This blog is to say thanks and to ask that it may long continue. So if you are a junior please challenge me and your seniors when you think you may know something new or different. For seniors please work on building an environment where you can be challenged. It’s good fun, it’s great learning and it improves patient care. [/DDET]
[DDET “So come on! Answer the question…”] OK, the question was how do you cope and that still deserves an answer….. These are my top tips, but you may have more.
- 1. Recognise that if a trainee tells you something new that’s great. It means they trust you enough to have that conversation in safety (so it’s a great thing for you).
- 2. Recognise that all clinicians are sources of learning for you.
- 3. If there is time to discuss it then seize the moment. If it’s a critical time sensitive case you may have to go with plan A and discuss it later (but make sure you do).

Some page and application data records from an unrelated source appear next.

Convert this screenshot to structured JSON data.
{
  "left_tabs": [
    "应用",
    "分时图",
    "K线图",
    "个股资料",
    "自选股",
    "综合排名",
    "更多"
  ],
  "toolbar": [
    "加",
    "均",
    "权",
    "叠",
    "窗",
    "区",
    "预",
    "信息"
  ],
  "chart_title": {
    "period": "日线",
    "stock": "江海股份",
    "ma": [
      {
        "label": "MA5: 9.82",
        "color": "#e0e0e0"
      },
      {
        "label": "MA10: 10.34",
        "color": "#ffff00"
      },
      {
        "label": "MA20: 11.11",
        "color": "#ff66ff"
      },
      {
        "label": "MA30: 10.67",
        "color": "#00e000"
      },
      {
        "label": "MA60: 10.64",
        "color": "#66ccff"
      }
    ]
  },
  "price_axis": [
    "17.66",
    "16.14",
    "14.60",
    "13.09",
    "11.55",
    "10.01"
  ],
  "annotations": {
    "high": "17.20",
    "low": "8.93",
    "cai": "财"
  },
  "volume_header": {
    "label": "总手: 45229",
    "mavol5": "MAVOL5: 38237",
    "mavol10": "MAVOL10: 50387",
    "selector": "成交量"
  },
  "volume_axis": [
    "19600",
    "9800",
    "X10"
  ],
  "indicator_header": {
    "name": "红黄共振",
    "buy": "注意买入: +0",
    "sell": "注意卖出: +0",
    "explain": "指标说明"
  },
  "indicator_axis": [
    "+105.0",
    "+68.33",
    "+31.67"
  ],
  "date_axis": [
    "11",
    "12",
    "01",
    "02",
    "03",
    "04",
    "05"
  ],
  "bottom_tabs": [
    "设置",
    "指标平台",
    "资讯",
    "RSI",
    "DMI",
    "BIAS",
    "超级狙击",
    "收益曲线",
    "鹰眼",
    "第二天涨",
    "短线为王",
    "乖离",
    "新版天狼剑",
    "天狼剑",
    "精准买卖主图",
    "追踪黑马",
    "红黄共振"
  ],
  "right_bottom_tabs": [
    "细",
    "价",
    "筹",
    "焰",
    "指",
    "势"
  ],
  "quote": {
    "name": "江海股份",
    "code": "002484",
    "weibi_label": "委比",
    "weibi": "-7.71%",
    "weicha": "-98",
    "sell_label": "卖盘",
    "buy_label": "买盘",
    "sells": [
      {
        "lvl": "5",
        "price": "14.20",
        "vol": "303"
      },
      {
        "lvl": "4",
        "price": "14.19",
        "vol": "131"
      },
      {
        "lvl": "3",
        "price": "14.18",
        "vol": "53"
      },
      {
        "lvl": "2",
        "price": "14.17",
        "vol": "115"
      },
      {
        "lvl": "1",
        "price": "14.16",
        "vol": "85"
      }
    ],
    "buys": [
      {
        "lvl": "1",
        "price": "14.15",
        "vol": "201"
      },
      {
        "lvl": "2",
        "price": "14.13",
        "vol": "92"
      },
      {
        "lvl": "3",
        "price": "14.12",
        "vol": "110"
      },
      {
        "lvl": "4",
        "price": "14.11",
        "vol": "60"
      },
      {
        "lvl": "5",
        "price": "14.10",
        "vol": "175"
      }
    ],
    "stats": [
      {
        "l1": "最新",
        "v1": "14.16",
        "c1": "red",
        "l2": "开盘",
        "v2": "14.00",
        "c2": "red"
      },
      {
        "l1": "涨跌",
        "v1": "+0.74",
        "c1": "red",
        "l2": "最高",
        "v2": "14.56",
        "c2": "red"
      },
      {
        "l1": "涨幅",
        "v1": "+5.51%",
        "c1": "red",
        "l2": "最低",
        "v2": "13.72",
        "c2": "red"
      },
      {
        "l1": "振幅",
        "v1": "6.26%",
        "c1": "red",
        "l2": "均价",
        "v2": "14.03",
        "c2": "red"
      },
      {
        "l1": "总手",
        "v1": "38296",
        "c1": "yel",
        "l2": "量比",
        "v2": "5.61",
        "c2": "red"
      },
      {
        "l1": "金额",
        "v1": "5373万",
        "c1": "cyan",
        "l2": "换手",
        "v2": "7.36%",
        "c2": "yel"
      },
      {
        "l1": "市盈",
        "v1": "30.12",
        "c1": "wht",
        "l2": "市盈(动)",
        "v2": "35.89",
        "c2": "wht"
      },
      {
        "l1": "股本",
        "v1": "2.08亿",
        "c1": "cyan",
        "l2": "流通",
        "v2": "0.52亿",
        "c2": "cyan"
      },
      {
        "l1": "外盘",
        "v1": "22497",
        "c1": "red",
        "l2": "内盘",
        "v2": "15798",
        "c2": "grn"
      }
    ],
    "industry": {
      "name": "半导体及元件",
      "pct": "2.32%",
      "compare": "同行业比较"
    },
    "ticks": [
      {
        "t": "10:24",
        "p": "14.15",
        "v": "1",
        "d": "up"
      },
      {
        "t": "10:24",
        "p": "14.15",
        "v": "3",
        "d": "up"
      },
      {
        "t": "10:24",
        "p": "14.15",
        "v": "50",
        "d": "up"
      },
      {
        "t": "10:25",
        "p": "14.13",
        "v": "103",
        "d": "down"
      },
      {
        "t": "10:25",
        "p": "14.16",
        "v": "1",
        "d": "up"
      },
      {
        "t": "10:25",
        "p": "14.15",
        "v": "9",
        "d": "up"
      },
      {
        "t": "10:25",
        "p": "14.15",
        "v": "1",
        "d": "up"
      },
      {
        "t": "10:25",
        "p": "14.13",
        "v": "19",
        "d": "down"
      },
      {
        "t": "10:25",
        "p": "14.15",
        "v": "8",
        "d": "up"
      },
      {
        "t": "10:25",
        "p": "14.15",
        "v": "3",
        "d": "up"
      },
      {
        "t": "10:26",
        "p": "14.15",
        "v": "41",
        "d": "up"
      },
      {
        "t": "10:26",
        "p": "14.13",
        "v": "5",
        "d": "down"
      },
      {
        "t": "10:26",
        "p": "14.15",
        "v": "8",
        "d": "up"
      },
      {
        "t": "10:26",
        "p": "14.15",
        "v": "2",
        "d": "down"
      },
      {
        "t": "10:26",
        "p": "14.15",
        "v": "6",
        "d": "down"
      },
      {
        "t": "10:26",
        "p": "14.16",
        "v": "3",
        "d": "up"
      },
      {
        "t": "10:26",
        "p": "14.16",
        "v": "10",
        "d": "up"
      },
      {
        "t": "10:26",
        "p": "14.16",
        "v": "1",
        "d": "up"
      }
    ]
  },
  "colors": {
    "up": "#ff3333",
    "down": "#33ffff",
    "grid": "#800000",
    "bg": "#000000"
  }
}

- 4. Know that you are ignorant of many things, sadly in many cases you do not know what these are, but your colleagues can help.
- 5. If you do learn something then share it. If you did not know something your trainee has shared with you then it’s pretty likely it’s the same for your colleagues. Find a way to share it and give them credit.
- 6. Say thank you and ask them to do it again in future.
If you’ve time then do pop over to Michelle Lin’s site and listen to Kathryn Shultz on being wrong. A great message there. [/DDET]
I’ve used the memory of Luka in this post because I still think of him and the contributions he made to Emergency Medicine. For me he had the characteristics of the best sort of trainee. Hardworking, honest, bright and dedicated to making EM better. He challenged me to be a better educator and to value the contributions of trainees as much as I do now. The subject of Etomidate came up at a point in my career when I was just starting to be being considered an established consultant, a little too far away from the trainees to be part of their social group, too far away to have ever worked with them at the same grade. It was and still is an interesting time.
The conversation described above was the last one I ever had with Luka. I, like all those who knew him still miss him and regret that we lost a colleague who would have been a great emergency and critical care physician.
Annual bike ride – coming up soon and everyone is welcome 🙂
[DDET “Tell me more – References and Stuff”] 1. Kathryn Shultz at Academic Life in Emergency Medicine
2. Pat Crosskerry is always worth a visit when thinking about medical error. Good paper from 2004 here. Cosby, K. S. and Croskerry, P. (2004), Profiles in Patient Safety: Authority Gradients in Medical Error. Academic Emergency Medicine, 11: 1341–1345. doi: 10.1197/j.aem.2004.07.005
3. My good friends Tony Bleetman and Trevor Dale co-authored this in the EMJ. Bleetman A, Sanusi S, Dale T, Brace S. Emerg Med J. 2012 May;29(5):389-93. doi: 10.1136/emj.2010.107698. Epub 2011 May 12. Human factors and error prevention in emergency medicine.
4. Being Wrong: Adventures on the margin of error. Kathryn Shultz [/DDET]